Late August is typically one of the slower news stretches, as public officials burn up vacation time and cancel meetings.
But today there was a lot of news breaking in southern Maine, some of it encouraging, some of it interesting, but much of it tragic.
That being the case, I won’t waste your time with any attempt at a witty introduction. Let’s just get straight into today’s headlines.
What we’re talking about
Portland-based tech startup CashStar was bought up by a California company for $175 million. The BDN’s Darren Fishell reports that CashStar will keep its Portland location, where 175 employees currently work, after the deal.
One survivor of the boating accident that claimed a life off the coast of Biddeford described the harrowing tale in an interview with WGME, CBS 13 television. The fishing boat capsized Sunday after a few big waves flooded the vessel, tossing the four passengers overboard. One, Elizabeth Douglass, 53, didn’t survive. “Her boyfriend said he had ahold of her. And the force pulled her out from his arms,” Phillip Langevin told CBS 13. “The last thing any of us heard her say is ‘I can’t swim.’ And we didn’t know if she had sunk or got washed off.”
The five-year-old Belfast girl who was fatally shot at a home in Scarborough on Monday night died of an accidental gunshot wound to the head after taking her father’s .45 caliber handgun from a nearby backpack, state police spokesman Stephen McCausland said Wednesday afternoon.
Confederate statues around the country have come under great scrutiny in recent weeks.
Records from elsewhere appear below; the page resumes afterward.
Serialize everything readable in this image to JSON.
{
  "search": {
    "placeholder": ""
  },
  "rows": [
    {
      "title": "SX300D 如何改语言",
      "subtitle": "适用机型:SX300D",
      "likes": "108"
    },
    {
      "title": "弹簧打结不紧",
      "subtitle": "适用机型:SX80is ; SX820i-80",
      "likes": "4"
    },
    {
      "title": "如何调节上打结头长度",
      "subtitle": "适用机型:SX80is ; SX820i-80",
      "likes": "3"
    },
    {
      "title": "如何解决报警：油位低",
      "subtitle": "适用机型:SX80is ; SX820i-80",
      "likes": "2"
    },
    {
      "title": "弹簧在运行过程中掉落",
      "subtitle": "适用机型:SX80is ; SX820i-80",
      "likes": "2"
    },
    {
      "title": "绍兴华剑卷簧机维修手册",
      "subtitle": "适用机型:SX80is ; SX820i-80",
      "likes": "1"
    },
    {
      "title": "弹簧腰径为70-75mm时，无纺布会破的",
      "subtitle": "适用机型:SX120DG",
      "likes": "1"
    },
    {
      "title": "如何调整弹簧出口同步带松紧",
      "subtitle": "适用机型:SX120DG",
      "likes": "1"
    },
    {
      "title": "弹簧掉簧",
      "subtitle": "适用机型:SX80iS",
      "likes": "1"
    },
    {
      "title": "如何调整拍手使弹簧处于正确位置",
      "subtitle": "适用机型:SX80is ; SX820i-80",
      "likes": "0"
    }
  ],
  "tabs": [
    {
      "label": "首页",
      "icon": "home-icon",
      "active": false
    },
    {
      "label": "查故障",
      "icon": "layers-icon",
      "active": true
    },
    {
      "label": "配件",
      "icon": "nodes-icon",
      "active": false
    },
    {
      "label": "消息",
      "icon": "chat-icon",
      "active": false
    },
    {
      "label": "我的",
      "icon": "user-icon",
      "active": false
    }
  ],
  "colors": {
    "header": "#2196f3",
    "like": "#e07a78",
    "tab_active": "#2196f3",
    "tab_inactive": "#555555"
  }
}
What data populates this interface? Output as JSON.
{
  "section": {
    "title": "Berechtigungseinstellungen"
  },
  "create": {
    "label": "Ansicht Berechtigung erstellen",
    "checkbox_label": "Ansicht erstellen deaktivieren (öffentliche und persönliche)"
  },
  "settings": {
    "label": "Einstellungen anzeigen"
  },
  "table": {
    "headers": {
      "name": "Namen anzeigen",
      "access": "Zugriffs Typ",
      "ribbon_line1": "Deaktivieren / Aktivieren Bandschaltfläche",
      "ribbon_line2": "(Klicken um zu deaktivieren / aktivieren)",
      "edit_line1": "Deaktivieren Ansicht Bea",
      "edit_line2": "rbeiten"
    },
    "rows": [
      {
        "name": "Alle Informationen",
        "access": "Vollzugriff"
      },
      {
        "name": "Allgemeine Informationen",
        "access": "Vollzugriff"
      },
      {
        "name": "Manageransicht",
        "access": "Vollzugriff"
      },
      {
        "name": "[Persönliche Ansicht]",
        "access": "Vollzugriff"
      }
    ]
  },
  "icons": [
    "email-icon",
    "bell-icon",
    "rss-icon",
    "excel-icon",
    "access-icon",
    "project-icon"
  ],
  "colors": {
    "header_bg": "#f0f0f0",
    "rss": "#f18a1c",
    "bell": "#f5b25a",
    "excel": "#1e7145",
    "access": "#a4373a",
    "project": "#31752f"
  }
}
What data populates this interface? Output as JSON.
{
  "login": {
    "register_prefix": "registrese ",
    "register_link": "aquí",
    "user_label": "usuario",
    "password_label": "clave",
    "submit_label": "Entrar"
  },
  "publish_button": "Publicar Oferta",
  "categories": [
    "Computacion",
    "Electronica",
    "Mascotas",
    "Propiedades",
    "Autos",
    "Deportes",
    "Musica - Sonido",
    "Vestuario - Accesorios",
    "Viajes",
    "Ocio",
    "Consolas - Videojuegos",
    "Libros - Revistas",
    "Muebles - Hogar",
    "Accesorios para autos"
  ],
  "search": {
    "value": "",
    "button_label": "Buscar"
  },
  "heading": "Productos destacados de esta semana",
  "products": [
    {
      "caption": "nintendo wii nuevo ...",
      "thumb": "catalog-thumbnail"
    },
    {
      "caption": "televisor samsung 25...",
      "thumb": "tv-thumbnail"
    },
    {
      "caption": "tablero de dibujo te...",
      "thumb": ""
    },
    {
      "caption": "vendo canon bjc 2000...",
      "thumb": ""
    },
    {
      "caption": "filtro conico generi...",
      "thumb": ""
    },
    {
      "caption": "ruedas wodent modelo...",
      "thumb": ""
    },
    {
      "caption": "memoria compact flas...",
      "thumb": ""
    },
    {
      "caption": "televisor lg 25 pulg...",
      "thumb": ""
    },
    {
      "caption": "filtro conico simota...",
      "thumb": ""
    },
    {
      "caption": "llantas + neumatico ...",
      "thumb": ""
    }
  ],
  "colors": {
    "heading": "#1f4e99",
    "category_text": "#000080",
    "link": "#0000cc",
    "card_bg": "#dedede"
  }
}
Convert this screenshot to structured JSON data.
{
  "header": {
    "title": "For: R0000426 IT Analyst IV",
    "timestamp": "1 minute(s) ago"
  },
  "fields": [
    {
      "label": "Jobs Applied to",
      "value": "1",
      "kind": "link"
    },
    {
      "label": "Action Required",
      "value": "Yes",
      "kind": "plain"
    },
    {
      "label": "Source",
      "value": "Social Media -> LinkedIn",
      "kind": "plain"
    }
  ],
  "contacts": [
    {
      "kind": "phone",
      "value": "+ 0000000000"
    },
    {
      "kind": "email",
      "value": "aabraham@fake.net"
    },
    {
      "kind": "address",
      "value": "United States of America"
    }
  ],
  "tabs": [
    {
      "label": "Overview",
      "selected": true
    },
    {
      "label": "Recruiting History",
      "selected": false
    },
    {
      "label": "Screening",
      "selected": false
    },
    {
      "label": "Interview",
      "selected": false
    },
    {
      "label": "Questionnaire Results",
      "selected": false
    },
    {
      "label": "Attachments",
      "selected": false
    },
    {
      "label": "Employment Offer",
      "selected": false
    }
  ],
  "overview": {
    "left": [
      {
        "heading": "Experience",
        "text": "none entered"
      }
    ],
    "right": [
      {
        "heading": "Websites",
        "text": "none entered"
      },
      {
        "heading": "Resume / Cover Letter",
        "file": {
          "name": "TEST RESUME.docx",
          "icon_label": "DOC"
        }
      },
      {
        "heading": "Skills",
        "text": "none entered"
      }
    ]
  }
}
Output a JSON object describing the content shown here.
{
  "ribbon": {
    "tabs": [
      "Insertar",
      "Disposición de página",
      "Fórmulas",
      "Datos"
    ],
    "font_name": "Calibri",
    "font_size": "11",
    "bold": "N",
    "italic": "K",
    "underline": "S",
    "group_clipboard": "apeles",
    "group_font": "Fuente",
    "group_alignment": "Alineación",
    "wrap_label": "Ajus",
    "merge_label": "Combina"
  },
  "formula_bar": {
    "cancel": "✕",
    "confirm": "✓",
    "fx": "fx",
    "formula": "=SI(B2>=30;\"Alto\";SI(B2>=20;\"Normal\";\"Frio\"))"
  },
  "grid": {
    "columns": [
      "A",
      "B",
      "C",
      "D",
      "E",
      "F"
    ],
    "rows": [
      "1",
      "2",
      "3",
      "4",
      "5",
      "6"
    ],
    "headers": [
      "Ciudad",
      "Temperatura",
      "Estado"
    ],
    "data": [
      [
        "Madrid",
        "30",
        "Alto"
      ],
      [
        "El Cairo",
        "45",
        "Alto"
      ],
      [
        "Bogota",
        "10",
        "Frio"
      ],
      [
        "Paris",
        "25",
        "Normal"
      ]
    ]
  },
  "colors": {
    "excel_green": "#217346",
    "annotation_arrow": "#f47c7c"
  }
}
But that statue in York Village isn’t a Confederate soldier, despite what you may have heard. Local veteran and historian Mike Dow said the statue, erected in 1906 to honor Union soldiers, actually looks most like an American soldier around the time of the Spanish-American War. So it’s not exactly a Union soldier, admittedly, but it’s not an accidental Confederate, as a persistent rumor claims.
The sister of controversial gambling developer Shawn Scott said she’s stepping down from the embattled campaign to convince voters to allow a casino in York County, Maine Public’s Steve Mistler is reporting. Miami resident Lisa Scott announced today that she’s disengaging from the campaign “given that it appears my past involvement has become a distraction.”
Gov. Paul LePage wants to call an emergency session of the Legislature in large part to amend a local food sovereignty law passed earlier this summer. Federal food and agriculture regulators told the governor that if the state doesn’t inspect meat and poultry slaughter, they will. The law aims to give communities the authority to allow farmers and local food producers to sell to their neighbors without all the government bureaucracy. With LePage’s proposed amendment, the law will at least keep the meat and poultry part of the program under state oversight, instead of attracting the feds to town.
Tweet of the day
From Life on Earth:
The Big Idea
Hurricane Harvey is what climate change looks like, Politico is reporting. An excerpt: “A warmer atmosphere enhances evaporation rates and increases the carrying capacity of rainstorms. Harvey drew its energy from a warmer-than-usual Gulf of Mexico, which will only grow warmer in the decades to come. At its peak, on Saturday night, Harvey produced rainfall rates exceeding six inches per hour in Houston, and its multiday rainfall total is close to the theoretical maximum expected for anywhere in the United States.”